↓

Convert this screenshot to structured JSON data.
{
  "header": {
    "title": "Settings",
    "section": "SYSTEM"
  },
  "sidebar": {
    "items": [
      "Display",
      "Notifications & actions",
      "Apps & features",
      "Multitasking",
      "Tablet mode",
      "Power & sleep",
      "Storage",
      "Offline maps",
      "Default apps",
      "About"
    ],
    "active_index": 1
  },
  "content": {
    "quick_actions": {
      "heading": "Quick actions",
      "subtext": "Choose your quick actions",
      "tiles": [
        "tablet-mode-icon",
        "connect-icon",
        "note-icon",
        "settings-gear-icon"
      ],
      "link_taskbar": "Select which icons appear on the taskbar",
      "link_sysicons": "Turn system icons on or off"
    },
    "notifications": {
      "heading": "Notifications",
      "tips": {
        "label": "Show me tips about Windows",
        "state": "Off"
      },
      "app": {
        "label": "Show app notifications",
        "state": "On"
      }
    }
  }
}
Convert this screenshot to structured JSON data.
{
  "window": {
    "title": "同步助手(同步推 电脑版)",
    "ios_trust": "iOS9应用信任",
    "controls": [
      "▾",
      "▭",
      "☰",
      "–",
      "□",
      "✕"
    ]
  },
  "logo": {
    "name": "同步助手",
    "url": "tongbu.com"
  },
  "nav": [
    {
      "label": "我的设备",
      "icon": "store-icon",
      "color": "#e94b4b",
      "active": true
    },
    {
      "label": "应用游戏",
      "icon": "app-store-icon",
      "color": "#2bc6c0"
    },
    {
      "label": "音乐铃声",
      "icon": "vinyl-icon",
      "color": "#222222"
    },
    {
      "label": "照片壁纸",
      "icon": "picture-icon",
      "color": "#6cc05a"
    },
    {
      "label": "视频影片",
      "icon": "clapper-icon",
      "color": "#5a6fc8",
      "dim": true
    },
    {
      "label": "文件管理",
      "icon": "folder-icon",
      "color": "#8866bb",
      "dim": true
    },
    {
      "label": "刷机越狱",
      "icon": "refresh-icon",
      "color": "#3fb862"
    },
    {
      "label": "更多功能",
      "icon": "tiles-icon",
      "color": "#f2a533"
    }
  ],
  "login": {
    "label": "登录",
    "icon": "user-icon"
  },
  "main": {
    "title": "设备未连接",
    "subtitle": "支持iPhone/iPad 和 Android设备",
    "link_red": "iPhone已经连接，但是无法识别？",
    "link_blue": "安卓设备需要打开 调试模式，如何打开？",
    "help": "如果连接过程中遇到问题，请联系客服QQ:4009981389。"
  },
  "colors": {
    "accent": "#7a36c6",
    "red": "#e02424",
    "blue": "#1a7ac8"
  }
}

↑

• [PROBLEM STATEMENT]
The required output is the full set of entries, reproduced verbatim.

• [SOLUTION TO THE PROBLEM]
Convert this screenshot to structured JSON data.
{
  "header": {
    "title": "Settings",
    "section": "SYSTEM"
  },
  "sidebar": {
    "items": [
      "Display",
      "Notifications & actions",
      "Apps & features",
      "Multitasking",
      "Tablet mode",
      "Power & sleep",
      "Storage",
      "Offline maps",
      "Default apps",
      "About"
    ],
    "active_index": 1
  },
  "content": {
    "quick_actions": {
      "heading": "Quick actions",
      "subtext": "Choose your quick actions",
      "tiles": [
        "tablet-mode-icon",
        "connect-icon",
        "note-icon",
        "settings-gear-icon"
      ],
      "link_taskbar": "Select which icons appear on the taskbar",
      "link_sysicons": "Turn system icons on or off"
    },
    "notifications": {
      "heading": "Notifications",
      "tips": {
        "label": "Show me tips about Windows",
        "state": "Off"
      },
      "app": {
        "label": "Show app notifications",
        "state": "On"
      }
    }
  }
}
Convert this screenshot to structured JSON data.
{
  "window": {
    "title": "同步助手(同步推 电脑版)",
    "ios_trust": "iOS9应用信任",
    "controls": [
      "▾",
      "▭",
      "☰",
      "–",
      "□",
      "✕"
    ]
  },
  "logo": {
    "name": "同步助手",
    "url": "tongbu.com"
  },
  "nav": [
    {
      "label": "我的设备",
      "icon": "store-icon",
      "color": "#e94b4b",
      "active": true
    },
    {
      "label": "应用游戏",
      "icon": "app-store-icon",
      "color": "#2bc6c0"
    },
    {
      "label": "音乐铃声",
      "icon": "vinyl-icon",
      "color": "#222222"
    },
    {
      "label": "照片壁纸",
      "icon": "picture-icon",
      "color": "#6cc05a"
    },
    {
      "label": "视频影片",
      "icon": "clapper-icon",
      "color": "#5a6fc8",
      "dim": true
    },
    {
      "label": "文件管理",
      "icon": "folder-icon",
      "color": "#8866bb",
      "dim": true
    },
    {
      "label": "刷机越狱",
      "icon": "refresh-icon",
      "color": "#3fb862"
    },
    {
      "label": "更多功能",
      "icon": "tiles-icon",
      "color": "#f2a533"
    }
  ],
  "login": {
    "label": "登录",
    "icon": "user-icon"
  },
  "main": {
    "title": "设备未连接",
    "subtitle": "支持iPhone/iPad 和 Android设备",
    "link_red": "iPhone已经连接，但是无法识别？",
    "link_blue": "安卓设备需要打开 调试模式，如何打开？",
    "help": "如果连接过程中遇到问题，请联系客服QQ:4009981389。"
  },
  "colors": {
    "accent": "#7a36c6",
    "red": "#e02424",
    "blue": "#1a7ac8"
  }
}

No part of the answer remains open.